I am able to take in the good and filter out the bad (I am not calling religion bad, but I am saying that being heavy handed and blatant about these things is bad) and it may help some people to reach out to a higher power to help them achieve peace with their bodies and to lose weight, but that approach does not work for me.

One point that is of interest to me, is the chapter about making peace with success. I am halfway to my goal now, and what happens when I get there? I think that it is tempting, even at a subconscious level to get addicted to the attention of losing weight, so much that some people self sabotage in order to achieve the high of losing weight again. I know that when I get to my goal my weight will still vary and that it will take work even to maintain my success. I think that being self aware is key.

Since I am quite educated in most of the topics covered in this book I didn't find it terrifically educational, but there were some good points raised. The book addresses metabolism, the power of positive (and negative) thinking, creative visualisation and self esteem. It is a good starting point for someone who wants to improve them self from the inside out.


  1. What's the book you're on the wait list for?

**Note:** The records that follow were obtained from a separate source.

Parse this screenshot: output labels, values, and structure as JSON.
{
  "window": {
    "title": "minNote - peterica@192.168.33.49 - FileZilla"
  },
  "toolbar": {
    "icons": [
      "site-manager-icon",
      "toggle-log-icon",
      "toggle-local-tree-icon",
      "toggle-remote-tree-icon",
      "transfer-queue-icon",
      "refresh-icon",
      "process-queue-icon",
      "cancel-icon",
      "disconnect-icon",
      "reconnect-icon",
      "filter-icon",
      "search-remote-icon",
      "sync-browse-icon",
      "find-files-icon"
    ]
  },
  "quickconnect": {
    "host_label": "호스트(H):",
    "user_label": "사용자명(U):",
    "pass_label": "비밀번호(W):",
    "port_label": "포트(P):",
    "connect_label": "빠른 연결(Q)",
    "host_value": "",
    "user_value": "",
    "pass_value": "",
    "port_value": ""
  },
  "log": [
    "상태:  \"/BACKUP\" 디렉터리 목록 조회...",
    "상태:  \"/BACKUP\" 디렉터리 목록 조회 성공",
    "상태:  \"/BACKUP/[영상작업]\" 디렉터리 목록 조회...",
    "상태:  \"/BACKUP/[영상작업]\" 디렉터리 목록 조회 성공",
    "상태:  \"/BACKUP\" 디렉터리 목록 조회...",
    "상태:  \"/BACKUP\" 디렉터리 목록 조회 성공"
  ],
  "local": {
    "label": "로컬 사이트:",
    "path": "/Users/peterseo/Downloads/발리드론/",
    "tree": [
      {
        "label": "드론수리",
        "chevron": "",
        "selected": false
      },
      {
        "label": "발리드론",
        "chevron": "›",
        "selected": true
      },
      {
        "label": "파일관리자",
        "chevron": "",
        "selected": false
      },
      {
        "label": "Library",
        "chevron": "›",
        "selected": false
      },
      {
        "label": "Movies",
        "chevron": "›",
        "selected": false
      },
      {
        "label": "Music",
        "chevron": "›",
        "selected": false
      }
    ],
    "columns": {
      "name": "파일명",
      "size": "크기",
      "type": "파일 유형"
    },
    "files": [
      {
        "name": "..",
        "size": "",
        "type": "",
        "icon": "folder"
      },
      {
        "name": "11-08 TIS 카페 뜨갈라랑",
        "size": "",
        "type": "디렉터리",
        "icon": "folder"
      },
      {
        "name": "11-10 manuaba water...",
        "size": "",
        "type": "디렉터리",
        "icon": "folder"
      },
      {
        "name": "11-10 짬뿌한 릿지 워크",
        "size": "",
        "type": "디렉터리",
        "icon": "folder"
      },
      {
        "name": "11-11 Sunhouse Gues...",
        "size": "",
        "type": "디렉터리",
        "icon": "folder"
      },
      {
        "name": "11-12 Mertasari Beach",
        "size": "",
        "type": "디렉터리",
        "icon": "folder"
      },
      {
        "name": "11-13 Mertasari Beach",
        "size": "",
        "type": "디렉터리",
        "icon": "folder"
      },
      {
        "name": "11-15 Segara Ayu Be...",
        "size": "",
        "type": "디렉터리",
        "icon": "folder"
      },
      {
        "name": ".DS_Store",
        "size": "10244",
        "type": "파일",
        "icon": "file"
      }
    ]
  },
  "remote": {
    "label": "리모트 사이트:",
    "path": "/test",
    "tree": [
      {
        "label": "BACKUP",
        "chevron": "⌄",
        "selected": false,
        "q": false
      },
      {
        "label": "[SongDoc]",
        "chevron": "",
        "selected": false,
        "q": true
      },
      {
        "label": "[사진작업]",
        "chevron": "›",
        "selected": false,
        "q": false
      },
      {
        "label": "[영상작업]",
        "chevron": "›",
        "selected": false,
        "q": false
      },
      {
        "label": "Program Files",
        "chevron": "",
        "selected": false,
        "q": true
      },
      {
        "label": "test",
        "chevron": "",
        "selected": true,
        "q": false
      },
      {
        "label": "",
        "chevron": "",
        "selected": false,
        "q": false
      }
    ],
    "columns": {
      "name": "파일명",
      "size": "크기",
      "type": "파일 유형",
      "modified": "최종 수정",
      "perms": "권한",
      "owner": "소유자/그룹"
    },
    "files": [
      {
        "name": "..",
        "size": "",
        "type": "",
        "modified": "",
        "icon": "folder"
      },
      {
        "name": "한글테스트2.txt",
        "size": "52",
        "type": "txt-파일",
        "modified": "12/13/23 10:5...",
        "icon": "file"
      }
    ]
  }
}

  2. Women, food and God : an unexpected path to almost everything / Geneen Roth, which sounds like it might have even more religion in it but apparently it is handled in the right way. When I checked my holds list to see the title, it looks like I am now only 50th in line, hooray!